Illnesses not significant enough to cause outbreak
April 2, 2015, 1:19 pm ADTLast Updated: January 12, 2021, 2:28 pm
Curtis-Steele says problems at Nova Scotia’s small water systems are more worrying – the disinfection system might fail, the source of the contamination isn’t corrected, and most importantly, the facilities are tested and monitored less because it provides water for fewer people compared to municipal water supplies. For example, municipal water supplies are required to send the test results to the Environment Department to review every year, but water test results of a restaurant is only checked every three years.
Curtis-Steele says every water supply is important when it comes to public health, even through problems at registered facilities may not affect a great number of people to cause an epidemic.
Barbie Cook, on-site manager at the Lillian Fraser Memorial Hospital in the Colchester County, says if one or two people got sick and came to the hospital. But if they couldn’t remember where they had the bad water or food, it would be hard for the physician to make the connection between the illness and a specific facility.
Tony Kiritsis, media relations advisor at the Health Department, says physicians do have the responsibility to report certain illnesses to the Department of Health and Wellness.
Verotoxigenic E. coli is one of those reportable diseases. The most recognized type within this group of pathogens is O157:H7, which was found in the water system in Walkerton.

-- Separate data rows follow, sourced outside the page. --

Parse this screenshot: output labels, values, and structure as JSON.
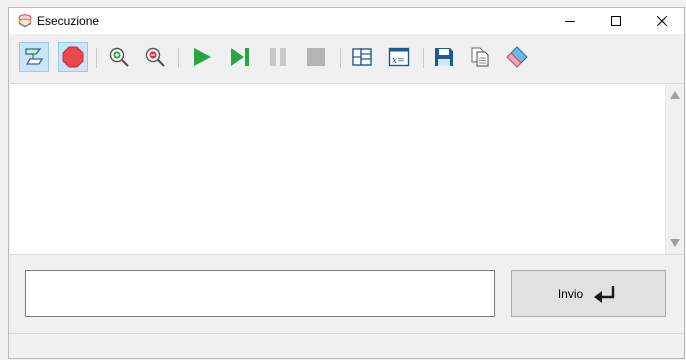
{
  "window": {
    "title": "Esecuzione",
    "controls": [
      "minimize-icon",
      "maximize-icon",
      "close-icon"
    ]
  },
  "toolbar": {
    "groups": [
      [
        "flowchart-shape-icon",
        "stop-octagon-icon"
      ],
      [
        "zoom-in-icon",
        "zoom-out-icon"
      ],
      [
        "play-icon",
        "step-forward-icon",
        "pause-icon",
        "stop-icon"
      ],
      [
        "layout-panels-icon",
        "variables-x-equals-icon"
      ],
      [
        "save-floppy-icon",
        "copy-document-icon",
        "eraser-icon"
      ]
    ],
    "variables_glyph": "x=",
    "colors": {
      "accent": "#1e7fc9",
      "stop": "#e8494f",
      "play": "#25a844",
      "disabled": "#b4b4b4"
    }
  },
  "output": {
    "text": ""
  },
  "input": {
    "value": "",
    "placeholder": ""
  },
  "send_button": {
    "label": "Invio",
    "icon": "enter-return-icon"
  },
  "statusbar": {
    "text": ""
  }
}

“All reportable diseases and conditions are reported to the local public health office in each district,” says Kiritsis in an email. “If a disease is reported at the local level, a communicable disease nurse contacts the individual who is ill, and conducts an interview to determine where the ill person may have come in contact with the disease causing bacteria.”

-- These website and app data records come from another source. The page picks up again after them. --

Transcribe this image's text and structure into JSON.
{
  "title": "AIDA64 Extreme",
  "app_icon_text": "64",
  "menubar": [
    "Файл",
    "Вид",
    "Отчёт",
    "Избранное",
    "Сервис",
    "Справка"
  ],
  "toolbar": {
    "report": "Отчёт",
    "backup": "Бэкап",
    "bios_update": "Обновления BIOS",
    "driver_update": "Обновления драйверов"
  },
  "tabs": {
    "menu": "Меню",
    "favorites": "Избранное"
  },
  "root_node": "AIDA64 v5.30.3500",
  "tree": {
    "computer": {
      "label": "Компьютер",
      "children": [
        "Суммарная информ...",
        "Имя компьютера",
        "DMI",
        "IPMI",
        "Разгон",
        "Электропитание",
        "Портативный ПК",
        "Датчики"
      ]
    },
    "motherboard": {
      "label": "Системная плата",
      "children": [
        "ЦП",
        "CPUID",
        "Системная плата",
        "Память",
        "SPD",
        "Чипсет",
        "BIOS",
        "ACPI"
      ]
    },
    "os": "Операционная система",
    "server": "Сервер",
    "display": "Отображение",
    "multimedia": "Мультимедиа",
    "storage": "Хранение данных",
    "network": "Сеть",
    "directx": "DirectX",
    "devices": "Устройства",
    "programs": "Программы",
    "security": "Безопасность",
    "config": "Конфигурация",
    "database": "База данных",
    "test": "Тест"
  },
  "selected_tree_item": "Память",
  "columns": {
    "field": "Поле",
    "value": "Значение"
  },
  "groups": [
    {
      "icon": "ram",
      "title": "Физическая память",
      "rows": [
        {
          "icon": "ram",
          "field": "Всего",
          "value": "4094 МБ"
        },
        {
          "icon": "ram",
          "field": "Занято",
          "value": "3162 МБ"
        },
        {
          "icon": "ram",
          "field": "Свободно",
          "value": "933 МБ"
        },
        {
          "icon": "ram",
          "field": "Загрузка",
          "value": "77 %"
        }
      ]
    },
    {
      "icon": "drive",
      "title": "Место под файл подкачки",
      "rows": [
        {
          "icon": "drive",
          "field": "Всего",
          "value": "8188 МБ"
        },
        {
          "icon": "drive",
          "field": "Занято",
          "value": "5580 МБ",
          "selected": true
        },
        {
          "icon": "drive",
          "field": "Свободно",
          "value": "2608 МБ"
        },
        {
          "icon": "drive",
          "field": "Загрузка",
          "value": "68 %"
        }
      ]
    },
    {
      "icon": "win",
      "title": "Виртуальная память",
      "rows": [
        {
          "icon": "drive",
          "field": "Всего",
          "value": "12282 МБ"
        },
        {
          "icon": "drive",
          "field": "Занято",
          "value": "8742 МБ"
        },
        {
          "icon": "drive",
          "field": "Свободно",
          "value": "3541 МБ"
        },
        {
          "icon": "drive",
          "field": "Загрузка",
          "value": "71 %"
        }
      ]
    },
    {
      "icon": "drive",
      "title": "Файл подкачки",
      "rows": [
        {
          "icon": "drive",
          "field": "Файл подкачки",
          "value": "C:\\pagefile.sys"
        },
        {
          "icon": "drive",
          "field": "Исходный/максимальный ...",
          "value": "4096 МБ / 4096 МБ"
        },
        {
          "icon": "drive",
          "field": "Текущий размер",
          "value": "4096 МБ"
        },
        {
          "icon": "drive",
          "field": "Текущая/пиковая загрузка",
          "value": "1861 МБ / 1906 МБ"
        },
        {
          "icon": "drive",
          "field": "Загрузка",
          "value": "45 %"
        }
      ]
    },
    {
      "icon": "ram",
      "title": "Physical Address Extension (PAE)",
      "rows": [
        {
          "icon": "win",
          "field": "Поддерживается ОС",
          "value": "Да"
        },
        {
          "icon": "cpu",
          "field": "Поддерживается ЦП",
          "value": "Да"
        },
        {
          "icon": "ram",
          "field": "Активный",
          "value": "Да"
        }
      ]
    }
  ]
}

He says if the nurse suspects a restaurant as a potential source, the nurse will contact the local office of the Agriculture Department to carry out an inspection.
If an issue is identified, the Medical Officer of Health for the district in which the water supply is located, will be informed. And a boil water advisory is issued to the facility in question.
The Health Department produces an annual report of notifiable diseases that includes how many cases of each reportable disease was recorded within the year.
Eleven cases of Verotoxigenic E. coli have been reported in 2013, which is one in 100,000 people in this province. Six cases are recorded under the Capital District Health Authority, which oversees the Halifax County.